■ What you have to do ■
Each line below should be written out again without any change.

■ Entries supplied ■

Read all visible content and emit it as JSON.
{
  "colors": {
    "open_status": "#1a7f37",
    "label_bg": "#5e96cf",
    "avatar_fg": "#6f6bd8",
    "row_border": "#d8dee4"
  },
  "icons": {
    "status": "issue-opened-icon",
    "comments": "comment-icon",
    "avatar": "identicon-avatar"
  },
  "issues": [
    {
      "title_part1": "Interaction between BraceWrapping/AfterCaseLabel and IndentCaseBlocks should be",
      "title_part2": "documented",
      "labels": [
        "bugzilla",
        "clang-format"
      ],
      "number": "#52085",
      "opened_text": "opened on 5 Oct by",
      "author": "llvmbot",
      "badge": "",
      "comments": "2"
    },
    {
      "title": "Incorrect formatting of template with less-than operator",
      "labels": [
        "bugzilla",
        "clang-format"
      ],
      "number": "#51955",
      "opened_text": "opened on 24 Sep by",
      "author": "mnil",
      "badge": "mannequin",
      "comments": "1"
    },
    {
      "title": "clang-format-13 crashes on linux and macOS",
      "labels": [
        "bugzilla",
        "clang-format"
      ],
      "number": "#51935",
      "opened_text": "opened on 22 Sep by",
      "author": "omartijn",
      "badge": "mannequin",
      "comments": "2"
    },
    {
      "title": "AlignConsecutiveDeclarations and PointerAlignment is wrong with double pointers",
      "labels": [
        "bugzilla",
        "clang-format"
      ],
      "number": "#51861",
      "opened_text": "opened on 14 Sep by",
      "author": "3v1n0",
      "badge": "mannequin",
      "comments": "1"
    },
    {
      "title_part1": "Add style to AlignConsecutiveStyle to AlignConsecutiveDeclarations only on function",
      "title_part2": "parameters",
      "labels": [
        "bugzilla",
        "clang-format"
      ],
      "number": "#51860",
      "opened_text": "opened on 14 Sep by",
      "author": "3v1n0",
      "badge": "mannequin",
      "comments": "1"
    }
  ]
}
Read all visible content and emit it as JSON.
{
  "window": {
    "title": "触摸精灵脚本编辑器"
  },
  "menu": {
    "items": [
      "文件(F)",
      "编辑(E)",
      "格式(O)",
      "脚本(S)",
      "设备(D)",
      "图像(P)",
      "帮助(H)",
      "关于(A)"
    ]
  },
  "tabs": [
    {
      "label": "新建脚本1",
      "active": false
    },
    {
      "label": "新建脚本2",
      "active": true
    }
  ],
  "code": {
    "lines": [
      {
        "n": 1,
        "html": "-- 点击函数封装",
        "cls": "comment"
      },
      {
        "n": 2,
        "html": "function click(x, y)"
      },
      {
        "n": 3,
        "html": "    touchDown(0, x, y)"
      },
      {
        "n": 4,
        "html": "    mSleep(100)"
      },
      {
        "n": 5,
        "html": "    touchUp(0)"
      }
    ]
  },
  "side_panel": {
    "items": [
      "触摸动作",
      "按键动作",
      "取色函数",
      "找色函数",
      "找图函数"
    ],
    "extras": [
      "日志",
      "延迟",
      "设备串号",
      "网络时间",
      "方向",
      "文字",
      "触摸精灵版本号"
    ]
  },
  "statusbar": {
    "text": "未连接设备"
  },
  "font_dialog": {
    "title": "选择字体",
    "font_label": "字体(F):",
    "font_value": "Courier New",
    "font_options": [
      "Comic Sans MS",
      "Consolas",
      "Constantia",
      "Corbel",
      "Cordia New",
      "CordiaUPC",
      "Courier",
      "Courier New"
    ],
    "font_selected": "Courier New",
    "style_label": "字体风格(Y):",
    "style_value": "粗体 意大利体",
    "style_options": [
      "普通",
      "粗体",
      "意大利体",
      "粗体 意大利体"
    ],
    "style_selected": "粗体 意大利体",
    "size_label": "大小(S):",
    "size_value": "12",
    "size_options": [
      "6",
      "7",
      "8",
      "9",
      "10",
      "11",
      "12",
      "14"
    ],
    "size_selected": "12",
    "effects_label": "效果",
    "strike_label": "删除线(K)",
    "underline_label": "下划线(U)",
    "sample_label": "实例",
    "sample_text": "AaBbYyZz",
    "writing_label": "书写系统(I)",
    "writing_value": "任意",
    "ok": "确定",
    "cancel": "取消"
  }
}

■ Reply ■
Read all visible content and emit it as JSON.
{
  "colors": {
    "open_status": "#1a7f37",
    "label_bg": "#5e96cf",
    "avatar_fg": "#6f6bd8",
    "row_border": "#d8dee4"
  },
  "icons": {
    "status": "issue-opened-icon",
    "comments": "comment-icon",
    "avatar": "identicon-avatar"
  },
  "issues": [
    {
      "title_part1": "Interaction between BraceWrapping/AfterCaseLabel and IndentCaseBlocks should be",
      "title_part2": "documented",
      "labels": [
        "bugzilla",
        "clang-format"
      ],
      "number": "#52085",
      "opened_text": "opened on 5 Oct by",
      "author": "llvmbot",
      "badge": "",
      "comments": "2"
    },
    {
      "title": "Incorrect formatting of template with less-than operator",
      "labels": [
        "bugzilla",
        "clang-format"
      ],
      "number": "#51955",
      "opened_text": "opened on 24 Sep by",
      "author": "mnil",
      "badge": "mannequin",
      "comments": "1"
    },
    {
      "title": "clang-format-13 crashes on linux and macOS",
      "labels": [
        "bugzilla",
        "clang-format"
      ],
      "number": "#51935",
      "opened_text": "opened on 22 Sep by",
      "author": "omartijn",
      "badge": "mannequin",
      "comments": "2"
    },
    {
      "title": "AlignConsecutiveDeclarations and PointerAlignment is wrong with double pointers",
      "labels": [
        "bugzilla",
        "clang-format"
      ],
      "number": "#51861",
      "opened_text": "opened on 14 Sep by",
      "author": "3v1n0",
      "badge": "mannequin",
      "comments": "1"
    },
    {
      "title_part1": "Add style to AlignConsecutiveStyle to AlignConsecutiveDeclarations only on function",
      "title_part2": "parameters",
      "labels": [
        "bugzilla",
        "clang-format"
      ],
      "number": "#51860",
      "opened_text": "opened on 14 Sep by",
      "author": "3v1n0",
      "badge": "mannequin",
      "comments": "1"
    }
  ]
}
Read all visible content and emit it as JSON.
{
  "window": {
    "title": "触摸精灵脚本编辑器"
  },
  "menu": {
    "items": [
      "文件(F)",
      "编辑(E)",
      "格式(O)",
      "脚本(S)",
      "设备(D)",
      "图像(P)",
      "帮助(H)",
      "关于(A)"
    ]
  },
  "tabs": [
    {
      "label": "新建脚本1",
      "active": false
    },
    {
      "label": "新建脚本2",
      "active": true
    }
  ],
  "code": {
    "lines": [
      {
        "n": 1,
        "html": "-- 点击函数封装",
        "cls": "comment"
      },
      {
        "n": 2,
        "html": "function click(x, y)"
      },
      {
        "n": 3,
        "html": "    touchDown(0, x, y)"
      },
      {
        "n": 4,
        "html": "    mSleep(100)"
      },
      {
        "n": 5,
        "html": "    touchUp(0)"
      }
    ]
  },
  "side_panel": {
    "items": [
      "触摸动作",
      "按键动作",
      "取色函数",
      "找色函数",
      "找图函数"
    ],
    "extras": [
      "日志",
      "延迟",
      "设备串号",
      "网络时间",
      "方向",
      "文字",
      "触摸精灵版本号"
    ]
  },
  "statusbar": {
    "text": "未连接设备"
  },
  "font_dialog": {
    "title": "选择字体",
    "font_label": "字体(F):",
    "font_value": "Courier New",
    "font_options": [
      "Comic Sans MS",
      "Consolas",
      "Constantia",
      "Corbel",
      "Cordia New",
      "CordiaUPC",
      "Courier",
      "Courier New"
    ],
    "font_selected": "Courier New",
    "style_label": "字体风格(Y):",
    "style_value": "粗体 意大利体",
    "style_options": [
      "普通",
      "粗体",
      "意大利体",
      "粗体 意大利体"
    ],
    "style_selected": "粗体 意大利体",
    "size_label": "大小(S):",
    "size_value": "12",
    "size_options": [
      "6",
      "7",
      "8",
      "9",
      "10",
      "11",
      "12",
      "14"
    ],
    "size_selected": "12",
    "effects_label": "效果",
    "strike_label": "删除线(K)",
    "underline_label": "下划线(U)",
    "sample_label": "实例",
    "sample_text": "AaBbYyZz",
    "writing_label": "书写系统(I)",
    "writing_value": "任意",
    "ok": "确定",
    "cancel": "取消"
  }
}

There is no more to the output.